You are the first ever candidate in Arithmancy – a field of magic involving manipulating numbers. You are judged by the fair and impartial Morkan, the more emotive and reactive Berzia, and, most importantly, the rude and irritable Teraboz. Armed with your spell book, sheet of numbers, and list of tasks, it's up to you to win over your superiors by scoring as many points as you can.

While traditional IF can be fun, I really enjoy more experimental games as well: there's an unusual core mechanic that you have to work with, and its execution can make or break the game. Junior Arithmancer in particular reminded me of another game I really liked, Threediopolis.

The main appeal of Junior Arithmancer is that it's about manipulating numbers in surprisingly fun ways. You are given the digits of various well-known functions, such as pi, e, and gamma, and you need to reach these numbers in sequence with your spells. You can't use a spell more than once, but you can attach prefixes to certain spells to make things easier. Your accomplishments will earn you tokens that you can trade in for more spells, unlocked linearly. Once you have all the skills at your disposal, it's up to you to finish as many tasks as you can before you submit your final score.

Junior Arithmancer is a game where it's satisfying to get something right. I was intrigued by knowing what my next spell could be, and how it could help solve my problems. By the time I got them all, I just wanted to keep optimizing my techniques and returning to old sequences with new tools. Everything feels fair; the spells work consistently, the game logic is easy to follow, and you don't have to memorize any number sequences because they're all included on the sidebar. I never felt like I was lost with how the game worked.

Besides the framing device, there's a little story running through the game. Whenever you return to your exam room to trade in tokens, you'll overhear Morkan, Berzia, and Teraboz talking about the academy. Most of the story is carried by Teraboz; she feels that the test has become too easily accommodating for new people, she starts a debate over whether the word “witch” is offensive, she gets in trouble with the fearsome vice dean Merlena. Outside the story, Teraboz reacts in exasperation at your mistakes, which I thought was a fun way to tell me when I was doing something wrong.
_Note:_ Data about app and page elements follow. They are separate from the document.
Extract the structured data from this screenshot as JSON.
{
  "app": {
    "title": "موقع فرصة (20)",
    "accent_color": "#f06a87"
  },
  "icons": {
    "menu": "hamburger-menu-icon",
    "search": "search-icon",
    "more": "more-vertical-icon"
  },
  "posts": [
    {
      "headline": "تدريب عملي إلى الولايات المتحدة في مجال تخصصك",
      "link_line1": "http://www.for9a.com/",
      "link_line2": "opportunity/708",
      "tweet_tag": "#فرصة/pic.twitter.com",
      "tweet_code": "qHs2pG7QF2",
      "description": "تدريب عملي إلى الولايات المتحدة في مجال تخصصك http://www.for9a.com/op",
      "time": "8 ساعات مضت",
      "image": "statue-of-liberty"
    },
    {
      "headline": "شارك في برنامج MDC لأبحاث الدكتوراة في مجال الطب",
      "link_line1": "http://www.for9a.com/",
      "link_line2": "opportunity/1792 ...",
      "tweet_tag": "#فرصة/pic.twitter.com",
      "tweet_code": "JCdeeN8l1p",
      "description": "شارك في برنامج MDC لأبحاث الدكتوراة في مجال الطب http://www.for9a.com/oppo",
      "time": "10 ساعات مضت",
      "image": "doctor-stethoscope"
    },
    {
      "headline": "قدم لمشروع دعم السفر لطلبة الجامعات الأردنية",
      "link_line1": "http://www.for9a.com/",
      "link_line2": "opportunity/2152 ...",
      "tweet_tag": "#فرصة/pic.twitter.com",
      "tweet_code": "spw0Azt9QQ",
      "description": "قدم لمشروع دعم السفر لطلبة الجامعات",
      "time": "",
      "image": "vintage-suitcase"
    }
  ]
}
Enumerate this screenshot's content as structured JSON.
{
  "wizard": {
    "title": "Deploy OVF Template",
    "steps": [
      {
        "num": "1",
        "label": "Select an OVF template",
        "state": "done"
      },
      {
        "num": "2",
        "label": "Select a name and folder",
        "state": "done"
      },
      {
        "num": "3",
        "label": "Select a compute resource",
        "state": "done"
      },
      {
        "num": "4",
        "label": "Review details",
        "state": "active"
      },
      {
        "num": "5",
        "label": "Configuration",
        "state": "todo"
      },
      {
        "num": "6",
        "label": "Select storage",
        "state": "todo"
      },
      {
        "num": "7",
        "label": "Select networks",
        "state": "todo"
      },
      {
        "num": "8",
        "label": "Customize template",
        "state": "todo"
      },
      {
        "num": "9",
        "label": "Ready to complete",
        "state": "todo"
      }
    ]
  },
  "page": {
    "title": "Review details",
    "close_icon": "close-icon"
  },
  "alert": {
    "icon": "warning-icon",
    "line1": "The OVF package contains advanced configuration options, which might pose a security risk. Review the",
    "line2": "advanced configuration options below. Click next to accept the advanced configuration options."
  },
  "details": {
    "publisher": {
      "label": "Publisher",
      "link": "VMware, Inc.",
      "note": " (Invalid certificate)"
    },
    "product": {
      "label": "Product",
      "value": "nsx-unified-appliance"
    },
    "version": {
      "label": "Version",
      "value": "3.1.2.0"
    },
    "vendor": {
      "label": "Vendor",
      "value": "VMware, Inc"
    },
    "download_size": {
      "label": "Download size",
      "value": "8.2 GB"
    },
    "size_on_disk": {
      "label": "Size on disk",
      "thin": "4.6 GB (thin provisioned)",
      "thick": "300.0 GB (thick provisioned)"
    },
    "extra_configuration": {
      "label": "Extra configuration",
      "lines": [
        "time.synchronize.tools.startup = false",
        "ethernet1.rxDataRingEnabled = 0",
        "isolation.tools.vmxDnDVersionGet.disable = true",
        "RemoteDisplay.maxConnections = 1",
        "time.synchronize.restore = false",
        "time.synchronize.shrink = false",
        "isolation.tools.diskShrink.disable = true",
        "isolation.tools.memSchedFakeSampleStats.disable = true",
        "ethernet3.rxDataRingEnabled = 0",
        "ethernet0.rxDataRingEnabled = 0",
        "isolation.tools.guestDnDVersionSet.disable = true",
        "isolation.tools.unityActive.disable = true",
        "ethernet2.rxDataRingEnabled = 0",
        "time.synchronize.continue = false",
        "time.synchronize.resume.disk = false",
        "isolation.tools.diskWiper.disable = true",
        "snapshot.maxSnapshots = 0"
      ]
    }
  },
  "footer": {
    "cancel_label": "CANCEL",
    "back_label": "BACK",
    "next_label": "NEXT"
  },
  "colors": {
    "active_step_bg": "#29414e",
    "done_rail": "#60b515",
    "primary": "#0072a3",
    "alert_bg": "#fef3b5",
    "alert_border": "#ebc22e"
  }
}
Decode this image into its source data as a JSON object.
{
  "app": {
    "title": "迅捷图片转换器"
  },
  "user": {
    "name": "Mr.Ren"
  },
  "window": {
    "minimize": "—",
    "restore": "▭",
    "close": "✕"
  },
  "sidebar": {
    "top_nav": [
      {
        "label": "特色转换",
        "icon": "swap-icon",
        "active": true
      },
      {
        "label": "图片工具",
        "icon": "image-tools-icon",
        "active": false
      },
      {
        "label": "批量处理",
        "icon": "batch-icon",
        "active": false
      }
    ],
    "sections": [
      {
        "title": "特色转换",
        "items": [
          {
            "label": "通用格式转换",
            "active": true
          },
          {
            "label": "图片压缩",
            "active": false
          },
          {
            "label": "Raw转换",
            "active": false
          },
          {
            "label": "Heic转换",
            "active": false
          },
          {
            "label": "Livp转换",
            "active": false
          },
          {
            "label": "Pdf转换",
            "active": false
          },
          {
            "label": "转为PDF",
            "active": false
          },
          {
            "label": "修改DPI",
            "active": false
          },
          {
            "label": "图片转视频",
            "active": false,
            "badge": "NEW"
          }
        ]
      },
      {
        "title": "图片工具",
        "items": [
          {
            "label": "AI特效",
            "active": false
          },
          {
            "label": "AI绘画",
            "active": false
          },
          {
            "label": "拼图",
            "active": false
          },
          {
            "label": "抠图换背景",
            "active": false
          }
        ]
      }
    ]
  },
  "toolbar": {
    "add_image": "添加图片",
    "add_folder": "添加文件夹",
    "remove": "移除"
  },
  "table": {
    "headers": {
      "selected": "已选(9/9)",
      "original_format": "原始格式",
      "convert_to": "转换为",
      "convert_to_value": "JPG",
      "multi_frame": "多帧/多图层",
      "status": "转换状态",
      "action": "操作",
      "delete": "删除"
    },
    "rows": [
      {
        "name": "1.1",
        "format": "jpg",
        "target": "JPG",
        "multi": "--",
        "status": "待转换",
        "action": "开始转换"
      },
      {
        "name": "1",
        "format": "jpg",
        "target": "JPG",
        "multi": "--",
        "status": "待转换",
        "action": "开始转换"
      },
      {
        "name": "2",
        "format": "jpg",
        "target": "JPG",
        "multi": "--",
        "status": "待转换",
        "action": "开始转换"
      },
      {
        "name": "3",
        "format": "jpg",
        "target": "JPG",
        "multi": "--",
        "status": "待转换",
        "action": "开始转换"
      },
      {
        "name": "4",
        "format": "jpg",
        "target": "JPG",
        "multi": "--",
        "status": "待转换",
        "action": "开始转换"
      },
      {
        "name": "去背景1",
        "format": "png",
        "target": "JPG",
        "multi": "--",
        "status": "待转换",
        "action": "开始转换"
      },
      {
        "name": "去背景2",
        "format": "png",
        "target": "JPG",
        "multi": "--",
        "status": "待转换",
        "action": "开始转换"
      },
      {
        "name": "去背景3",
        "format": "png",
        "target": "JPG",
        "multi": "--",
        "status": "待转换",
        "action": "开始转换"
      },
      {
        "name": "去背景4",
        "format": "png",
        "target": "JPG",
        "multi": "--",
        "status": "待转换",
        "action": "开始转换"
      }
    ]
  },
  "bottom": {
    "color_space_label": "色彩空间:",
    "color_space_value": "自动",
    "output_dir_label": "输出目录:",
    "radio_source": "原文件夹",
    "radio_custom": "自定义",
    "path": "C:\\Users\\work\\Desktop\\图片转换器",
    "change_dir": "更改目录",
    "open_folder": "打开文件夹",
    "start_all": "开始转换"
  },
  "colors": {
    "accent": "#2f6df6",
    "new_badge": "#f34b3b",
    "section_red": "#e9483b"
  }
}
She even (Spoiler - click to show)delivers the final line of the game, quitting the academy now that you're a part of it.. Teraboz gets way more dialogue and action than the other two characters, which is a shame, because I'd have liked for Morkan and especially Berzia to have some spotlight moments.

Despite the unbalanced character focus, I'd say I liked this story more than I didn't. It's secondary to the puzzles, and even developed in an interesting direction I didn't expect. And with that said, I'd recommend Junior Arithmancer. It's a light, fun game that's easy to grasp, but hard to perfect.